───── Extracted entries

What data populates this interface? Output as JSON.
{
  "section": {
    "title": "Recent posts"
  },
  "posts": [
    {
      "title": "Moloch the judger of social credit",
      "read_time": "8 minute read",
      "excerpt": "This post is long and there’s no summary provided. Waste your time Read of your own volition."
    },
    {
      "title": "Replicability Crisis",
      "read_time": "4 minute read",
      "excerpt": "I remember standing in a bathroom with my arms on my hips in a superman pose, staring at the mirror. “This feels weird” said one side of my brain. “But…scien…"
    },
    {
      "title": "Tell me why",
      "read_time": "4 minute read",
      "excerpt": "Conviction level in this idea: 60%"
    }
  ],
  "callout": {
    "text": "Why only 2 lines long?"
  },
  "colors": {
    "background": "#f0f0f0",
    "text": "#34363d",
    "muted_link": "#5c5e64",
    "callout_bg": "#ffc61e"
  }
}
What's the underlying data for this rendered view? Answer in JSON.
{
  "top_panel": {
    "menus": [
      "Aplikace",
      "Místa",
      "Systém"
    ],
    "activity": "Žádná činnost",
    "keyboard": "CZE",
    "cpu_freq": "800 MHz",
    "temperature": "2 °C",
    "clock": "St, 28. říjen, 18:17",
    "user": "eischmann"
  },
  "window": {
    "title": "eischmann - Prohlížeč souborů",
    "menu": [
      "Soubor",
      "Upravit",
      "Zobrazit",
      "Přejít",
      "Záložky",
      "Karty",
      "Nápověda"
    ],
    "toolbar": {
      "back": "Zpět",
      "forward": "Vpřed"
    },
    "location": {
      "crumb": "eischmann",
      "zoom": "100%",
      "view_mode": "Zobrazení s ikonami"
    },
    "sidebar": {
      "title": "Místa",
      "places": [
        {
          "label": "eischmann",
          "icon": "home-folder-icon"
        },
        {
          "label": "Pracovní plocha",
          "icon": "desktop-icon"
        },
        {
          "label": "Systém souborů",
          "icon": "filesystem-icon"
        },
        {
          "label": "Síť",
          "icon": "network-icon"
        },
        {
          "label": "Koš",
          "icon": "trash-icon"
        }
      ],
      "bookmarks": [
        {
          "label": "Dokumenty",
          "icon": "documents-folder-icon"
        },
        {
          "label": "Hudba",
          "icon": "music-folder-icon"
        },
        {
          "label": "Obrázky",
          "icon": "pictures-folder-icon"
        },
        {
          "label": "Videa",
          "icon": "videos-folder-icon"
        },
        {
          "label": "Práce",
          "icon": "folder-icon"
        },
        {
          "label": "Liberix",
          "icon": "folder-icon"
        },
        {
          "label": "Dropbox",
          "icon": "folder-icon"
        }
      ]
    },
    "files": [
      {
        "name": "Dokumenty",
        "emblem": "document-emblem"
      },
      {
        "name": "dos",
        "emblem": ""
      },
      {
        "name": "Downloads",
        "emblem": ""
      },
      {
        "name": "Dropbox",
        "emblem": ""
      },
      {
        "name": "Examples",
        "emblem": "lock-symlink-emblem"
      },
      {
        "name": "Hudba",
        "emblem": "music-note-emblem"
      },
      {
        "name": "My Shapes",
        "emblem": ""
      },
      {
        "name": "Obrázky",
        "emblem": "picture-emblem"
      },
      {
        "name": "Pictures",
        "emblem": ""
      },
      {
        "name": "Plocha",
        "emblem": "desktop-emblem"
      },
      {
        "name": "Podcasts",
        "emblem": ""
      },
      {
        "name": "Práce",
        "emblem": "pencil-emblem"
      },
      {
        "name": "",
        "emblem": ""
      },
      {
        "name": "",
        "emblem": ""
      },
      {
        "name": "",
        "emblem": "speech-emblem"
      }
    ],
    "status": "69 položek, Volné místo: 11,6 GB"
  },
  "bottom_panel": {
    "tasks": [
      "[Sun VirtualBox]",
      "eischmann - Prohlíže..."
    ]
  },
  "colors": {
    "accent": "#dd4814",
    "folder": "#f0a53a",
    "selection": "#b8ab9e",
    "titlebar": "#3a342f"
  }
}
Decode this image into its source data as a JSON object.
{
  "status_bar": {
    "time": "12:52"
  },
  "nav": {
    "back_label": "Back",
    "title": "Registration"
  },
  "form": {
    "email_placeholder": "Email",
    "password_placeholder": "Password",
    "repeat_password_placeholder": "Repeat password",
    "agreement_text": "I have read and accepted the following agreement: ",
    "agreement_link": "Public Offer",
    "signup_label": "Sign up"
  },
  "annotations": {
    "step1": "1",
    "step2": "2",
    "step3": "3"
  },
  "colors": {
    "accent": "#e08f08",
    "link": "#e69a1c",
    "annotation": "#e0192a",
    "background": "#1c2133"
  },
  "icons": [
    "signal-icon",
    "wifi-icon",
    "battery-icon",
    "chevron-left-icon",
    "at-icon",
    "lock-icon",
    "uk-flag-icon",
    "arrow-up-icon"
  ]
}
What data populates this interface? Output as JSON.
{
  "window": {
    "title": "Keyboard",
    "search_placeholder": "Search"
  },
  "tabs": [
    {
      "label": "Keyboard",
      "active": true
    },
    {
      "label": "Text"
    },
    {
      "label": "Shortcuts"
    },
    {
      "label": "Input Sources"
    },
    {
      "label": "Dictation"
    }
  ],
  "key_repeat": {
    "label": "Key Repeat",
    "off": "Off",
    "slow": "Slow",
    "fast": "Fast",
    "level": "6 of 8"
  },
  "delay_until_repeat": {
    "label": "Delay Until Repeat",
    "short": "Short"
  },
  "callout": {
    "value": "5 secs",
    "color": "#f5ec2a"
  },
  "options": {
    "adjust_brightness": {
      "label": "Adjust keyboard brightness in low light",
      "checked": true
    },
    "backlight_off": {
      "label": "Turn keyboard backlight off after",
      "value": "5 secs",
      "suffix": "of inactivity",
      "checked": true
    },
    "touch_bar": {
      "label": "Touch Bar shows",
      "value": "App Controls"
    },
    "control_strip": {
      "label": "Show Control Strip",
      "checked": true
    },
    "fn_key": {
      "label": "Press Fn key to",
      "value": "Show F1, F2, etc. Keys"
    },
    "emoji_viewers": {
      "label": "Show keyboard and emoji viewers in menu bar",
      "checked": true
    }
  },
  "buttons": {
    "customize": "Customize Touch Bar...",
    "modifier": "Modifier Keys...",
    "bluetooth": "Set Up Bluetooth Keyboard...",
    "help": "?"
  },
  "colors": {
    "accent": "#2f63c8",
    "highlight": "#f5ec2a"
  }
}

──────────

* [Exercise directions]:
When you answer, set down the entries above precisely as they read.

* [Written solution]:
What data populates this interface? Output as JSON.
{
  "section": {
    "title": "Recent posts"
  },
  "posts": [
    {
      "title": "Moloch the judger of social credit",
      "read_time": "8 minute read",
      "excerpt": "This post is long and there’s no summary provided. Waste your time Read of your own volition."
    },
    {
      "title": "Replicability Crisis",
      "read_time": "4 minute read",
      "excerpt": "I remember standing in a bathroom with my arms on my hips in a superman pose, staring at the mirror. “This feels weird” said one side of my brain. “But…scien…"
    },
    {
      "title": "Tell me why",
      "read_time": "4 minute read",
      "excerpt": "Conviction level in this idea: 60%"
    }
  ],
  "callout": {
    "text": "Why only 2 lines long?"
  },
  "colors": {
    "background": "#f0f0f0",
    "text": "#34363d",
    "muted_link": "#5c5e64",
    "callout_bg": "#ffc61e"
  }
}
What's the underlying data for this rendered view? Answer in JSON.
{
  "top_panel": {
    "menus": [
      "Aplikace",
      "Místa",
      "Systém"
    ],
    "activity": "Žádná činnost",
    "keyboard": "CZE",
    "cpu_freq": "800 MHz",
    "temperature": "2 °C",
    "clock": "St, 28. říjen, 18:17",
    "user": "eischmann"
  },
  "window": {
    "title": "eischmann - Prohlížeč souborů",
    "menu": [
      "Soubor",
      "Upravit",
      "Zobrazit",
      "Přejít",
      "Záložky",
      "Karty",
      "Nápověda"
    ],
    "toolbar": {
      "back": "Zpět",
      "forward": "Vpřed"
    },
    "location": {
      "crumb": "eischmann",
      "zoom": "100%",
      "view_mode": "Zobrazení s ikonami"
    },
    "sidebar": {
      "title": "Místa",
      "places": [
        {
          "label": "eischmann",
          "icon": "home-folder-icon"
        },
        {
          "label": "Pracovní plocha",
          "icon": "desktop-icon"
        },
        {
          "label": "Systém souborů",
          "icon": "filesystem-icon"
        },
        {
          "label": "Síť",
          "icon": "network-icon"
        },
        {
          "label": "Koš",
          "icon": "trash-icon"
        }
      ],
      "bookmarks": [
        {
          "label": "Dokumenty",
          "icon": "documents-folder-icon"
        },
        {
          "label": "Hudba",
          "icon": "music-folder-icon"
        },
        {
          "label": "Obrázky",
          "icon": "pictures-folder-icon"
        },
        {
          "label": "Videa",
          "icon": "videos-folder-icon"
        },
        {
          "label": "Práce",
          "icon": "folder-icon"
        },
        {
          "label": "Liberix",
          "icon": "folder-icon"
        },
        {
          "label": "Dropbox",
          "icon": "folder-icon"
        }
      ]
    },
    "files": [
      {
        "name": "Dokumenty",
        "emblem": "document-emblem"
      },
      {
        "name": "dos",
        "emblem": ""
      },
      {
        "name": "Downloads",
        "emblem": ""
      },
      {
        "name": "Dropbox",
        "emblem": ""
      },
      {
        "name": "Examples",
        "emblem": "lock-symlink-emblem"
      },
      {
        "name": "Hudba",
        "emblem": "music-note-emblem"
      },
      {
        "name": "My Shapes",
        "emblem": ""
      },
      {
        "name": "Obrázky",
        "emblem": "picture-emblem"
      },
      {
        "name": "Pictures",
        "emblem": ""
      },
      {
        "name": "Plocha",
        "emblem": "desktop-emblem"
      },
      {
        "name": "Podcasts",
        "emblem": ""
      },
      {
        "name": "Práce",
        "emblem": "pencil-emblem"
      },
      {
        "name": "",
        "emblem": ""
      },
      {
        "name": "",
        "emblem": ""
      },
      {
        "name": "",
        "emblem": "speech-emblem"
      }
    ],
    "status": "69 položek, Volné místo: 11,6 GB"
  },
  "bottom_panel": {
    "tasks": [
      "[Sun VirtualBox]",
      "eischmann - Prohlíže..."
    ]
  },
  "colors": {
    "accent": "#dd4814",
    "folder": "#f0a53a",
    "selection": "#b8ab9e",
    "titlebar": "#3a342f"
  }
}
Decode this image into its source data as a JSON object.
{
  "status_bar": {
    "time": "12:52"
  },
  "nav": {
    "back_label": "Back",
    "title": "Registration"
  },
  "form": {
    "email_placeholder": "Email",
    "password_placeholder": "Password",
    "repeat_password_placeholder": "Repeat password",
    "agreement_text": "I have read and accepted the following agreement: ",
    "agreement_link": "Public Offer",
    "signup_label": "Sign up"
  },
  "annotations": {
    "step1": "1",
    "step2": "2",
    "step3": "3"
  },
  "colors": {
    "accent": "#e08f08",
    "link": "#e69a1c",
    "annotation": "#e0192a",
    "background": "#1c2133"
  },
  "icons": [
    "signal-icon",
    "wifi-icon",
    "battery-icon",
    "chevron-left-icon",
    "at-icon",
    "lock-icon",
    "uk-flag-icon",
    "arrow-up-icon"
  ]
}
What data populates this interface? Output as JSON.
{
  "window": {
    "title": "Keyboard",
    "search_placeholder": "Search"
  },
  "tabs": [
    {
      "label": "Keyboard",
      "active": true
    },
    {
      "label": "Text"
    },
    {
      "label": "Shortcuts"
    },
    {
      "label": "Input Sources"
    },
    {
      "label": "Dictation"
    }
  ],
  "key_repeat": {
    "label": "Key Repeat",
    "off": "Off",
    "slow": "Slow",
    "fast": "Fast",
    "level": "6 of 8"
  },
  "delay_until_repeat": {
    "label": "Delay Until Repeat",
    "short": "Short"
  },
  "callout": {
    "value": "5 secs",
    "color": "#f5ec2a"
  },
  "options": {
    "adjust_brightness": {
      "label": "Adjust keyboard brightness in low light",
      "checked": true
    },
    "backlight_off": {
      "label": "Turn keyboard backlight off after",
      "value": "5 secs",
      "suffix": "of inactivity",
      "checked": true
    },
    "touch_bar": {
      "label": "Touch Bar shows",
      "value": "App Controls"
    },
    "control_strip": {
      "label": "Show Control Strip",
      "checked": true
    },
    "fn_key": {
      "label": "Press Fn key to",
      "value": "Show F1, F2, etc. Keys"
    },
    "emoji_viewers": {
      "label": "Show keyboard and emoji viewers in menu bar",
      "checked": true
    }
  },
  "buttons": {
    "customize": "Customize Touch Bar...",
    "modifier": "Modifier Keys...",
    "bluetooth": "Set Up Bluetooth Keyboard...",
    "help": "?"
  },
  "colors": {
    "accent": "#2f63c8",
    "highlight": "#f5ec2a"
  }
}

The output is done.